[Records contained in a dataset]

================

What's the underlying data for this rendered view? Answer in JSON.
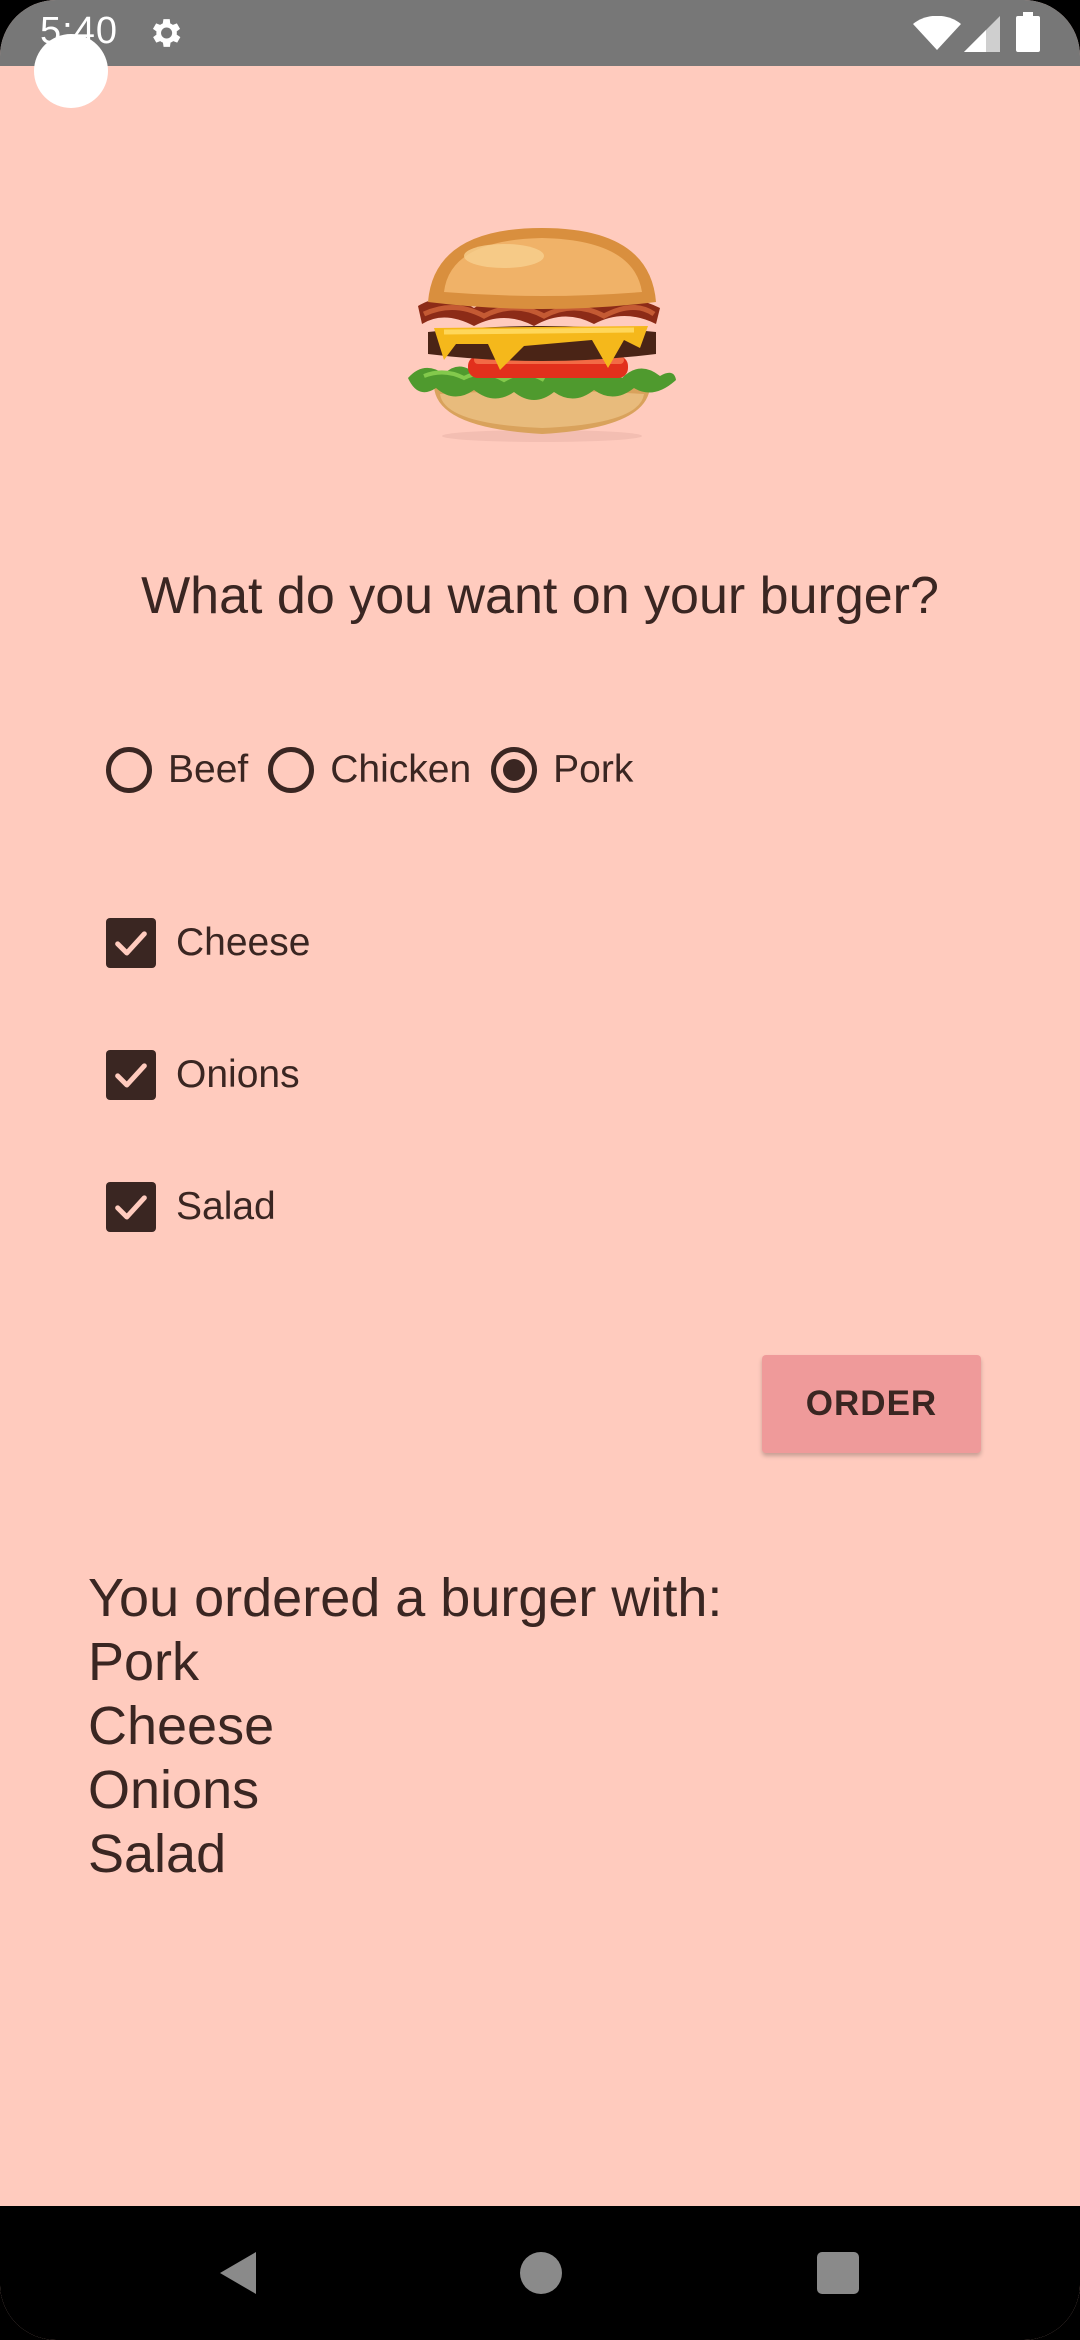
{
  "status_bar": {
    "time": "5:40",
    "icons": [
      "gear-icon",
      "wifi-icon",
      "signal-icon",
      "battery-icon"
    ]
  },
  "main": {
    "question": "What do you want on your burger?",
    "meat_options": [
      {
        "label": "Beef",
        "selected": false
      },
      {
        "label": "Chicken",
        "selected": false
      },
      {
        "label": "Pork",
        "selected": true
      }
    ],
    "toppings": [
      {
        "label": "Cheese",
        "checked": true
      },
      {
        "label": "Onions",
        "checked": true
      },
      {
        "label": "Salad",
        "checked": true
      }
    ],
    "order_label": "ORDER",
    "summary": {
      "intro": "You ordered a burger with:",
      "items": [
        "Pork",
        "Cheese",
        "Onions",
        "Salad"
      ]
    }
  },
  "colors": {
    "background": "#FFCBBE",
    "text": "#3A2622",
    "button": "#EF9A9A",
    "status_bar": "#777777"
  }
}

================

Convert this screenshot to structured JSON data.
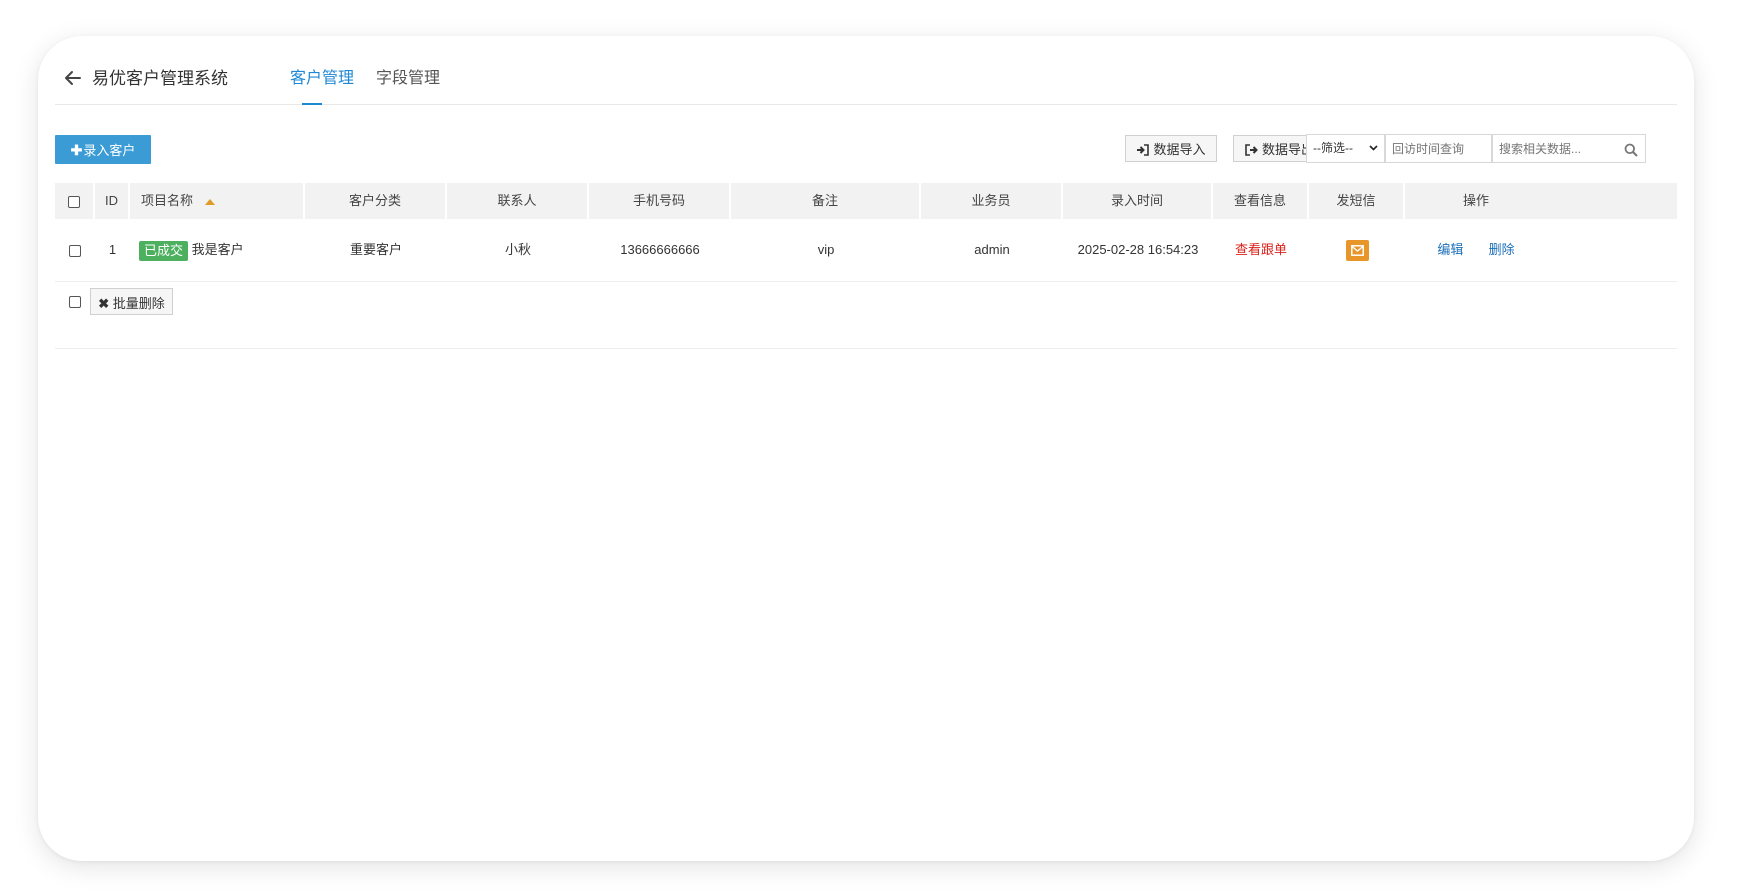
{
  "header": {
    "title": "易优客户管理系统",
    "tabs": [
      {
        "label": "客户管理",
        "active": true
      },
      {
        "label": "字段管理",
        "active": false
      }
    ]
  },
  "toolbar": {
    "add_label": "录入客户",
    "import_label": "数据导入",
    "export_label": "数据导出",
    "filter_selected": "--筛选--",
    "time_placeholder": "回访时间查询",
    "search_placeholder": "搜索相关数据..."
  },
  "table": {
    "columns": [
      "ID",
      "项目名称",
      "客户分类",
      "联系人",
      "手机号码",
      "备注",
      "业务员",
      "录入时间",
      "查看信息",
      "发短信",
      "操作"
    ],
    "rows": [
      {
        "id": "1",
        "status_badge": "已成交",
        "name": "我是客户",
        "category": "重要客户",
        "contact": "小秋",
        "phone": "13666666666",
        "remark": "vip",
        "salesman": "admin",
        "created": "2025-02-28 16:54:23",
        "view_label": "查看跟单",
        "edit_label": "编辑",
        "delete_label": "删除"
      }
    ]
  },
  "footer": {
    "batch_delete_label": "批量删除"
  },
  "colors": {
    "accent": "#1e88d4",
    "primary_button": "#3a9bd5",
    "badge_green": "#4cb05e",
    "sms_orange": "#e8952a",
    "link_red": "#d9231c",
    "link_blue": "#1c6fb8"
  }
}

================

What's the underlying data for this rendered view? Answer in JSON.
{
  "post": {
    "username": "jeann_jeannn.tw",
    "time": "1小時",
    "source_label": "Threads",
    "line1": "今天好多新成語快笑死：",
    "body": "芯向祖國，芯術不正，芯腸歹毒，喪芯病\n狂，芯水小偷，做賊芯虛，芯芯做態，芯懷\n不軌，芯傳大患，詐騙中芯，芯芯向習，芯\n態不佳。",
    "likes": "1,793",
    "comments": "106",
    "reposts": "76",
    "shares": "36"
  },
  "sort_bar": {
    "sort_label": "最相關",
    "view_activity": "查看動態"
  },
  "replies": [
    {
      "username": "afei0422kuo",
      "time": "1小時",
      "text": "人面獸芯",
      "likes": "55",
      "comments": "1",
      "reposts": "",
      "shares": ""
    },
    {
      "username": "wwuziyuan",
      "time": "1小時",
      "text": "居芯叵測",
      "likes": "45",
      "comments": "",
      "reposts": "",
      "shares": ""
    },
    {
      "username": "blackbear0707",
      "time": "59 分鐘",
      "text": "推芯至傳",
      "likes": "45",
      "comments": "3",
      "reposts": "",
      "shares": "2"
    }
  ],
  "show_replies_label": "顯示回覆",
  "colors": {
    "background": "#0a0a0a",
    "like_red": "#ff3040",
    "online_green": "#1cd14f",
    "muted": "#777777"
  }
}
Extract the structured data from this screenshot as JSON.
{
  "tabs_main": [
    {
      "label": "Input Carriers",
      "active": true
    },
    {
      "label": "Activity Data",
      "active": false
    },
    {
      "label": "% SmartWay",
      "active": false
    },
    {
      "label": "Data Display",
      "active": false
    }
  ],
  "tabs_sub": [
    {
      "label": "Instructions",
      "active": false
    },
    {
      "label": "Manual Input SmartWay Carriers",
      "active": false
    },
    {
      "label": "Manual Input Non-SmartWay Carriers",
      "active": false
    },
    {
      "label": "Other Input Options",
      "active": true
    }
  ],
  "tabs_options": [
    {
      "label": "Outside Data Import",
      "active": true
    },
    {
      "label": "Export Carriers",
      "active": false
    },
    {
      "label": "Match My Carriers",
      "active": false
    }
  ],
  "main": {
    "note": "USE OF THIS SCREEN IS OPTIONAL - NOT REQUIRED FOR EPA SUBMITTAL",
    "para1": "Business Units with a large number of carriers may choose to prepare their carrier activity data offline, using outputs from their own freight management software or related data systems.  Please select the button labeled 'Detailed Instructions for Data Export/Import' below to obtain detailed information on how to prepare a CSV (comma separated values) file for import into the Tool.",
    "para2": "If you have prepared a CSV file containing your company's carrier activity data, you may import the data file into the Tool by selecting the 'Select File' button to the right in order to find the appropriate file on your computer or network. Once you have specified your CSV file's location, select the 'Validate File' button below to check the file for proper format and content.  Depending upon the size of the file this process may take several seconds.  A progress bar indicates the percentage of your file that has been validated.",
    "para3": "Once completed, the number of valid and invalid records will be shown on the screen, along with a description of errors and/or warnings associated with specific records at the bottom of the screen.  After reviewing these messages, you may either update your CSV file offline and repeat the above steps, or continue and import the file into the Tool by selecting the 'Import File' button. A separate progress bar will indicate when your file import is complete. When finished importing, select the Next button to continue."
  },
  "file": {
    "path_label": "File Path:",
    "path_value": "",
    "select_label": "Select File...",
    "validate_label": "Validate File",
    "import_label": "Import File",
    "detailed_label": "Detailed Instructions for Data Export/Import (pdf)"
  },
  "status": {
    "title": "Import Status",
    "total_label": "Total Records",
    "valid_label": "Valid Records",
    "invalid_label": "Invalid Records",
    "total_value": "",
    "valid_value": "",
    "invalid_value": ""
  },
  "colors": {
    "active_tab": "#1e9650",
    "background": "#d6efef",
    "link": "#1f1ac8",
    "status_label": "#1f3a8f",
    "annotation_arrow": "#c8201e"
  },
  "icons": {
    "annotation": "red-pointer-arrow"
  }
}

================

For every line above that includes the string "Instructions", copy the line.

      "label": "Instructions",
    "para1": "Business Units with a large number of carriers may choose to prepare their carrier activity data offline, using outputs from their own freight management software or related data systems.  Please select the button labeled 'Detailed Instructions for Data Export/Import' below to obtain detailed information on how to prepare a CSV (comma separated values) file for import into the Tool.",
    "detailed_label": "Detailed Instructions for Data Export/Import (pdf)"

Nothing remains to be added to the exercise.